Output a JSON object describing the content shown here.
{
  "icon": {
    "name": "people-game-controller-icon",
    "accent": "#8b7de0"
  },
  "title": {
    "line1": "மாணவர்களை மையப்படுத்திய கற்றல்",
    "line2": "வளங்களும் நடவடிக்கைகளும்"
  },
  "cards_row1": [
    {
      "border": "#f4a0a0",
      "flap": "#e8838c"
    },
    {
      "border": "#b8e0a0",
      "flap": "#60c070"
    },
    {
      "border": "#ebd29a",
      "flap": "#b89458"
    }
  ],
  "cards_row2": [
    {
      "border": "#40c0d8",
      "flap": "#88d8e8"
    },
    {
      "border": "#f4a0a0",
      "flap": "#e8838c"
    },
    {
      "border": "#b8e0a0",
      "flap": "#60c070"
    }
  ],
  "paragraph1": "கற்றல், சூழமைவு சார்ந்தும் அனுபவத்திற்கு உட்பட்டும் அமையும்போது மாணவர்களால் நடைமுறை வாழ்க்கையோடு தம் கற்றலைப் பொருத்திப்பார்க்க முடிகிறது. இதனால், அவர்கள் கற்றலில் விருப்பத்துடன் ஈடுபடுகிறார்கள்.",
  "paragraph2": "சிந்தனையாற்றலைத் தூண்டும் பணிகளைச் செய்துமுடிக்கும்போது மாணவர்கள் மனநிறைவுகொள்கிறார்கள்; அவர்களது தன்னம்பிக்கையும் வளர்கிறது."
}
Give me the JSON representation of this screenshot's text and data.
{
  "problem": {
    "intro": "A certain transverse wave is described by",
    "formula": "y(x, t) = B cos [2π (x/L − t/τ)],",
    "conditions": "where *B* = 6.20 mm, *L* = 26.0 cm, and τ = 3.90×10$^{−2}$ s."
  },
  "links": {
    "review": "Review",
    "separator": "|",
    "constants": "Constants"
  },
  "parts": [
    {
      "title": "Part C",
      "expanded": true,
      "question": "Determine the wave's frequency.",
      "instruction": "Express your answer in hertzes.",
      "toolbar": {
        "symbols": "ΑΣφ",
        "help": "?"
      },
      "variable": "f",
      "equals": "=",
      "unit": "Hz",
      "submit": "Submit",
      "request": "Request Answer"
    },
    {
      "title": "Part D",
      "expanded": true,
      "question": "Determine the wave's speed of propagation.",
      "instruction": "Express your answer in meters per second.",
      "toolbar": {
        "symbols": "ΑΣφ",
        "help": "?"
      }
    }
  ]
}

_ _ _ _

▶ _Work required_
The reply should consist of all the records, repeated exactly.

▶ _Exercise solution_
Output a JSON object describing the content shown here.
{
  "icon": {
    "name": "people-game-controller-icon",
    "accent": "#8b7de0"
  },
  "title": {
    "line1": "மாணவர்களை மையப்படுத்திய கற்றல்",
    "line2": "வளங்களும் நடவடிக்கைகளும்"
  },
  "cards_row1": [
    {
      "border": "#f4a0a0",
      "flap": "#e8838c"
    },
    {
      "border": "#b8e0a0",
      "flap": "#60c070"
    },
    {
      "border": "#ebd29a",
      "flap": "#b89458"
    }
  ],
  "cards_row2": [
    {
      "border": "#40c0d8",
      "flap": "#88d8e8"
    },
    {
      "border": "#f4a0a0",
      "flap": "#e8838c"
    },
    {
      "border": "#b8e0a0",
      "flap": "#60c070"
    }
  ],
  "paragraph1": "கற்றல், சூழமைவு சார்ந்தும் அனுபவத்திற்கு உட்பட்டும் அமையும்போது மாணவர்களால் நடைமுறை வாழ்க்கையோடு தம் கற்றலைப் பொருத்திப்பார்க்க முடிகிறது. இதனால், அவர்கள் கற்றலில் விருப்பத்துடன் ஈடுபடுகிறார்கள்.",
  "paragraph2": "சிந்தனையாற்றலைத் தூண்டும் பணிகளைச் செய்துமுடிக்கும்போது மாணவர்கள் மனநிறைவுகொள்கிறார்கள்; அவர்களது தன்னம்பிக்கையும் வளர்கிறது."
}
Give me the JSON representation of this screenshot's text and data.
{
  "problem": {
    "intro": "A certain transverse wave is described by",
    "formula": "y(x, t) = B cos [2π (x/L − t/τ)],",
    "conditions": "where *B* = 6.20 mm, *L* = 26.0 cm, and τ = 3.90×10$^{−2}$ s."
  },
  "links": {
    "review": "Review",
    "separator": "|",
    "constants": "Constants"
  },
  "parts": [
    {
      "title": "Part C",
      "expanded": true,
      "question": "Determine the wave's frequency.",
      "instruction": "Express your answer in hertzes.",
      "toolbar": {
        "symbols": "ΑΣφ",
        "help": "?"
      },
      "variable": "f",
      "equals": "=",
      "unit": "Hz",
      "submit": "Submit",
      "request": "Request Answer"
    },
    {
      "title": "Part D",
      "expanded": true,
      "question": "Determine the wave's speed of propagation.",
      "instruction": "Express your answer in meters per second.",
      "toolbar": {
        "symbols": "ΑΣφ",
        "help": "?"
      }
    }
  ]
}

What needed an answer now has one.